First it was Bhutan, when the public there virtually voted in a one-party rule by giving the Druk Phuensum Tshogpa 45 of the 47 seats in the first ever elections to the National Assembly. The People’s Democratic Party secured a mere two seats and subsequently has gone into some sort of disarray. That was in March 2008.
Just yesterday, in neighbouring Sikkim state (where elections were held both to the State Assembly and to the Indian Parliament) the ruling Sikkim Democratic Party under Pawan Kumar Chamling won all the 32 seats in the State Assembly thus virtually eliminating even the semblance of an opposition presence. The Indian National Congress, which hoped to make a comeback through the help of former chief minister N.B. Bhandari, would want to reassess its role in the region even as it celebrates a clear victory in the national parliament.
I guess the Himalayan people, at least some of them, believe in being black and white so that there is no confusion.
So what may happen in Nepal next year when the hoped for Constitution is promulgated and surely elections will be held to the Republic’s Parliament. Unliked Bhutan or Sikkim, Nepal has a surfiet of parties and so there is no chance of a single-party rule being voted to power. But if there is a pattern in the Himalayan people’s mindset we should expect surprises.

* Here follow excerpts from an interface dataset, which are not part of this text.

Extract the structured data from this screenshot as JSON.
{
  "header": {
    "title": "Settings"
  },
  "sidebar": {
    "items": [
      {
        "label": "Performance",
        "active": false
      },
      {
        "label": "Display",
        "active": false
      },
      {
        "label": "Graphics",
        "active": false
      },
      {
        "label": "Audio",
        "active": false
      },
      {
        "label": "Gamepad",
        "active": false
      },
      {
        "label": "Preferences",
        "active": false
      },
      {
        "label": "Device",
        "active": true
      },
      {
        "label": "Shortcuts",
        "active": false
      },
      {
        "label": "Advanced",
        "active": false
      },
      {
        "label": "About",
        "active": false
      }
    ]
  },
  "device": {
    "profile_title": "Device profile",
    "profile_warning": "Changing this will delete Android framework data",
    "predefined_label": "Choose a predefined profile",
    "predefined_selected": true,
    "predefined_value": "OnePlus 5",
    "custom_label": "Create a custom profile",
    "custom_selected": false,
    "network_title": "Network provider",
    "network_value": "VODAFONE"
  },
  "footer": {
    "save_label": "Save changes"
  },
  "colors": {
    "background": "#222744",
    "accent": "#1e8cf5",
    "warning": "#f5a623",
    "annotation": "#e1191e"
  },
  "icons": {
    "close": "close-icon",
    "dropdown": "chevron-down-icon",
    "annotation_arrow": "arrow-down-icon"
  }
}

Elections in the Tibetan Community in Exile, both for the de facto Prime Minister (Kalon Tripa) and the Parliament, are two years away but the surprise or the matter of interest this time would only be the candidates that will come up for the post of the Kalon Tripa. There is an initiative started by Thubten Samdup la to encourage the people to discuss this.